Chinese Taught How To Speak To Foreigners, Wheelchair Athletes

We have Olympic fever! But not as much as Beijing-ians. The Chinese government is like an overanxious mama, worried her kid might start picking his nose on stage at his preschool graduation. So they're bombarding the wayward citizenry with propaganda posters directing them how to act when all the weird foreigners get to town. The oddest thing is that they go to great lengths to explain how to make pale Westerners feel at ease, when in fact much of the etiquette advice seems totally unrelated to American life. It's a culture clash that will make you chuckle! Below, actual instructions to the Chinese: Whatever you do, don't ask what someone does!

Advice on "Chatting with Foreign Guests":

Don't ask about income or expenses, don't ask about age, don't ask about love life or marriage, don't ask about health, don't ask about someone's home or address, don't ask about personal experience, don't ask about religious beliefs or political views, don't ask what someone does.

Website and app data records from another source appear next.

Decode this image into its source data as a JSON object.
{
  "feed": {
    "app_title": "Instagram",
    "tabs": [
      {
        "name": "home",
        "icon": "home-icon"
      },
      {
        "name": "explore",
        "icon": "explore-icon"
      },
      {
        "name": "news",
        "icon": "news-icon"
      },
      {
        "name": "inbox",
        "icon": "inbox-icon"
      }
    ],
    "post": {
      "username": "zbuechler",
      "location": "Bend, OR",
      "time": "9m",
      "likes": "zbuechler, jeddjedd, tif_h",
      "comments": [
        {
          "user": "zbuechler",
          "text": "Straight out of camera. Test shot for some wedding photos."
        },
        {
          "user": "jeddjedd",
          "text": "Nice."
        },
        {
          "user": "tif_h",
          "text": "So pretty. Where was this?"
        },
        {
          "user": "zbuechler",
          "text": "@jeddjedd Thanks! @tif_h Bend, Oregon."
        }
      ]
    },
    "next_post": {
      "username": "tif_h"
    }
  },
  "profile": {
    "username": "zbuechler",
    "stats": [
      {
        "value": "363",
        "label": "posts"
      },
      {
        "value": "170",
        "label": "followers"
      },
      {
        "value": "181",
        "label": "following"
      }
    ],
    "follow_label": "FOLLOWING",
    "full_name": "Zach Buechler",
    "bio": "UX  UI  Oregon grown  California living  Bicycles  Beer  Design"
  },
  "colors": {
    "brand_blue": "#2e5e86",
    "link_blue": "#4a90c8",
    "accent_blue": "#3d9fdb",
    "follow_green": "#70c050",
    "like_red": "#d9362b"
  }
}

Advice on "Interacting With Handicapped Athletes":

1. You should use polite and standard forms of address for handicapped athletes.

2. Try to keep as light as you can with handicapped overtones.

3. Pay attention to how you congratulate handicapped athletes.

Pay attention to avoiding taboo subjects, quit using bad platitudes, and do not use insulting or discriminatory contemptuous or derogatory terms to address the disabled. Say things such as, "You are amazing," or "You are really great." When chatting with the visually impaired, do not say things like "It's up ahead," or "It's over there." When chatting with athletes who are paraplectic in their upper body, do not say things like "It's behind you."

And finally, how to walk when the foreigners are around:

When men and women are walking together, men should generally walk on the outside, and the person carrying things should normally walk on the right. Men should help women carry things, but must not help women carry their handbags. When three people are walking side-by-side, elderly should walk in the middle. Where there are many cars around, men should walk on the side of the sidewalk closer to the street. When four people are walking together, it is best to walk two-by-two.

Yes, it's just like New York!

[Peaceful Rise via Coudal]